3. Try never to get drunk outside your own house
4. Be in love with your life
5. Something that you feel will find its own form
6. Be crazy dumb saint of the mind
7. Blow as deep as you want to blow
8. Write what you want bottomless from bottom of the mind
9. The unspeakable visions of the individual
10. No time for poetry but exactly what is
11. Visionary tics shivering in the chest
12. In tranced fixation dreaming upon object before you
13. Remove literary, grammatical and syntactical inhibition
14. Like Proust be an old tea head of time
15. Telling the true story of the world in interior monologue
16. The jewel center of interest is the eye within the eye
17. Write in recollection and amazement for yourself
18. Work from pithy middle eye out, swimming in Language Sea
19. Accept loss forever
20. Believe in the holy contour of life
21. Struggle to sketch the flow that already exists intact in mind
22. Don't think of words when you stop but to see picture better
23. Keep track of every day the date emblazoned in your morning
24. No fear or shame in the dignity of your experience, language & knowledge
25. Write for the world to read and see your exact pictures of it
26. Bookmovie is the movie in words, the visual American form
27. In praise of Character in the Bleak inhuman Loneliness
28. Composing wild, undisciplined, pure, coming in from under, crazier the better
29. You're a Genius all the time
30. Writer-Director of Earthly movies Sponsored & Angeled in Heaven

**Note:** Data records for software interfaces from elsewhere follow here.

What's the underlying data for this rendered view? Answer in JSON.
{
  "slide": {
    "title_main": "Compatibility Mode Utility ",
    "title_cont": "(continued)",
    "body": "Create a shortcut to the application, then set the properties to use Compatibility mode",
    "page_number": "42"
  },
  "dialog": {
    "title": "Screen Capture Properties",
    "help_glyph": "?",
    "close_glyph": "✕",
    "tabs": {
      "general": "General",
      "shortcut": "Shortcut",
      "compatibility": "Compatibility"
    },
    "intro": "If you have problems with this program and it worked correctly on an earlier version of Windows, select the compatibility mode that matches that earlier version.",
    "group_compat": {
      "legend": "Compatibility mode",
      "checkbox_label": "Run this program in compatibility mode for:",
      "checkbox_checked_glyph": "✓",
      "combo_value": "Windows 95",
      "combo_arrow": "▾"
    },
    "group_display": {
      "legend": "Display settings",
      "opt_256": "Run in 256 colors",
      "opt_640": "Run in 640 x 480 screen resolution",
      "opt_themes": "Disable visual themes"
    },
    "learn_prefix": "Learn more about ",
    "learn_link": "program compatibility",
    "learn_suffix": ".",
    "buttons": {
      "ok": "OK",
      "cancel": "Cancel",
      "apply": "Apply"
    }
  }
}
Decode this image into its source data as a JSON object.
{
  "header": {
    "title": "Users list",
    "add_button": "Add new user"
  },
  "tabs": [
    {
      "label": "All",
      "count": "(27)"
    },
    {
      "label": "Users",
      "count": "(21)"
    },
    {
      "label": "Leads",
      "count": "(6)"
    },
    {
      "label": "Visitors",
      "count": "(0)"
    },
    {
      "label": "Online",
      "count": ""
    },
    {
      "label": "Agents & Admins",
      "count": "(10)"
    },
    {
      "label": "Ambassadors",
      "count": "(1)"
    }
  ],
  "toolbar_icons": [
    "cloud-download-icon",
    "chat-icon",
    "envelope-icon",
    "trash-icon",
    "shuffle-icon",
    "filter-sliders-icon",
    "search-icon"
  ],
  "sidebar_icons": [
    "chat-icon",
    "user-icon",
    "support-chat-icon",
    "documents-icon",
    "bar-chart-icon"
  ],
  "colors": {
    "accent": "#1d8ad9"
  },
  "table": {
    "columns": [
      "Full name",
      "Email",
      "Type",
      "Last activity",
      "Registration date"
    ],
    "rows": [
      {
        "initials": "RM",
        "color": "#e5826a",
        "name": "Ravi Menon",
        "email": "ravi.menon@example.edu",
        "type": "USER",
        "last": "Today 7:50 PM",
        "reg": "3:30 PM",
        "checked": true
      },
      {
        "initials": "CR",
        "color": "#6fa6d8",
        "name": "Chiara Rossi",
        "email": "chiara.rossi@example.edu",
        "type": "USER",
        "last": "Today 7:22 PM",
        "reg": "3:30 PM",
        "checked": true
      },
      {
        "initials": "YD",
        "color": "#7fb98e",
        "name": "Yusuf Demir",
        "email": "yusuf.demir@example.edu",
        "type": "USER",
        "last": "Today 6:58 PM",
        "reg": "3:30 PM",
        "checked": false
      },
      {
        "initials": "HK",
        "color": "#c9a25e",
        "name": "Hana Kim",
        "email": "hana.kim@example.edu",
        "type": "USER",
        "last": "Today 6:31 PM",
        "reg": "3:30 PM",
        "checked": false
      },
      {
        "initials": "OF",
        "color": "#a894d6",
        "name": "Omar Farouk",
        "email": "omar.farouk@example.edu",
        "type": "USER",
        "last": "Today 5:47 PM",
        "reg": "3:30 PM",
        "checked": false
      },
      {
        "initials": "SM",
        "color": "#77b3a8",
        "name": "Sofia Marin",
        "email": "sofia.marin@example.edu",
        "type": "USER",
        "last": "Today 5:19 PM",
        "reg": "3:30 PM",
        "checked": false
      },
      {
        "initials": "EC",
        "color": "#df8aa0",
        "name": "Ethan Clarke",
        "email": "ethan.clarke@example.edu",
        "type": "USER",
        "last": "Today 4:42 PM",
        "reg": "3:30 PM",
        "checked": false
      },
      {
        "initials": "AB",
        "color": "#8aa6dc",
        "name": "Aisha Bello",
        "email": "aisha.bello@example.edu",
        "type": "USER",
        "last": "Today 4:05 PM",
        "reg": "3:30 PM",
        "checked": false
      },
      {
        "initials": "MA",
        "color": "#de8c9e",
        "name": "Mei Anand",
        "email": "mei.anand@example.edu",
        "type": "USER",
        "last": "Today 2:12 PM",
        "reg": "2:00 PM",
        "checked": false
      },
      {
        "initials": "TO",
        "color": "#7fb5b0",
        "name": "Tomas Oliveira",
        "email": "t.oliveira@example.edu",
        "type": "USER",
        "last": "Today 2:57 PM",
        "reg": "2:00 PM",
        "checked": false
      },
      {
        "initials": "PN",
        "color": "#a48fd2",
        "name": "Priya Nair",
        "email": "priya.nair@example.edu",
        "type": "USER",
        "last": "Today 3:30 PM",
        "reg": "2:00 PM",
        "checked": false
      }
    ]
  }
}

We honor Jack Kerouac, Sir Jack of America : Born 12th March 1922.

Sir Dayvd of Oxfordshire

1 comment:

  1. Sir Dayvd,

    Thank you for this.
    I'm off to scribble Sir Jack's thirty suggestions in my Moleskine.

    May our paths and bar napkins cross paths someday.

    Sir Bowie of Greenbriar